▼

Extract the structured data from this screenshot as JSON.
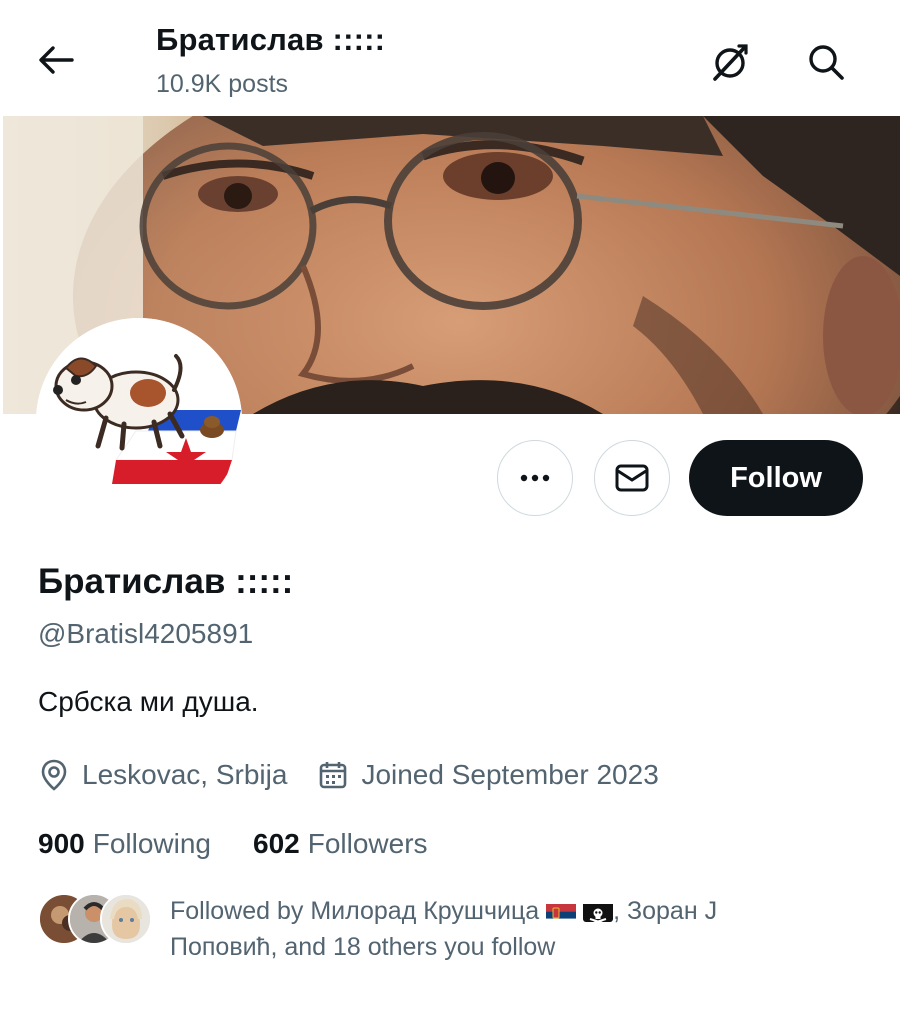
{
  "header": {
    "title": "Братислав :::::",
    "posts_count": "10.9K posts",
    "back_icon": "back-arrow-icon",
    "grok_icon": "grok-icon",
    "search_icon": "search-icon"
  },
  "profile": {
    "display_name": "Братислав :::::",
    "handle": "@Bratisl4205891",
    "bio": "Србска ми душа.",
    "location": "Leskovac, Srbija",
    "joined": "Joined September 2023",
    "following_count": "900",
    "following_label": "Following",
    "followers_count": "602",
    "followers_label": "Followers"
  },
  "actions": {
    "more_icon": "more-icon",
    "message_icon": "envelope-icon",
    "follow_label": "Follow"
  },
  "followed_by": {
    "text_prefix": "Followed by Милорад Крушчица",
    "text_suffix": ", Зоран J Поповић, and 18 others you follow"
  },
  "colors": {
    "text_primary": "#0f1419",
    "text_secondary": "#536471",
    "button_dark": "#0f1419",
    "border": "#cfd9de"
  }
}
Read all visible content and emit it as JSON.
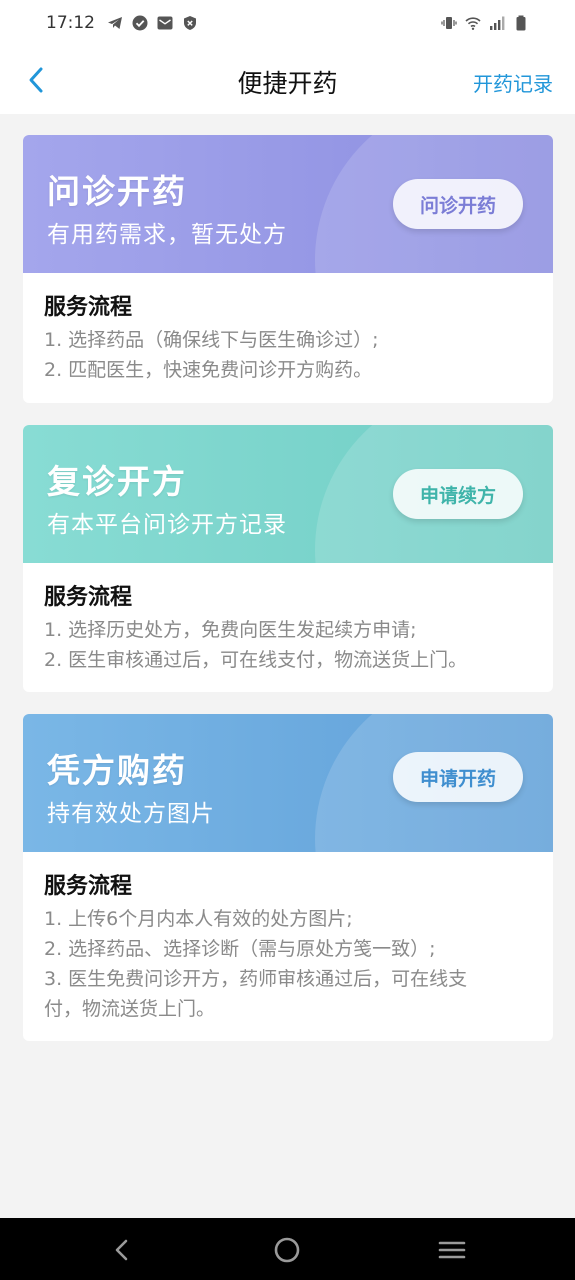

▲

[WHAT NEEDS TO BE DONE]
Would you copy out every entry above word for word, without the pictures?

[RESULT]
Extract the structured data from this screenshot as JSON.
{
  "header": {
    "title": "Братислав :::::",
    "posts_count": "10.9K posts",
    "back_icon": "back-arrow-icon",
    "grok_icon": "grok-icon",
    "search_icon": "search-icon"
  },
  "profile": {
    "display_name": "Братислав :::::",
    "handle": "@Bratisl4205891",
    "bio": "Србска ми душа.",
    "location": "Leskovac, Srbija",
    "joined": "Joined September 2023",
    "following_count": "900",
    "following_label": "Following",
    "followers_count": "602",
    "followers_label": "Followers"
  },
  "actions": {
    "more_icon": "more-icon",
    "message_icon": "envelope-icon",
    "follow_label": "Follow"
  },
  "followed_by": {
    "text_prefix": "Followed by Милорад Крушчица",
    "text_suffix": ", Зоран J Поповић, and 18 others you follow"
  },
  "colors": {
    "text_primary": "#0f1419",
    "text_secondary": "#536471",
    "button_dark": "#0f1419",
    "border": "#cfd9de"
  }
}
Read all visible content and emit it as JSON.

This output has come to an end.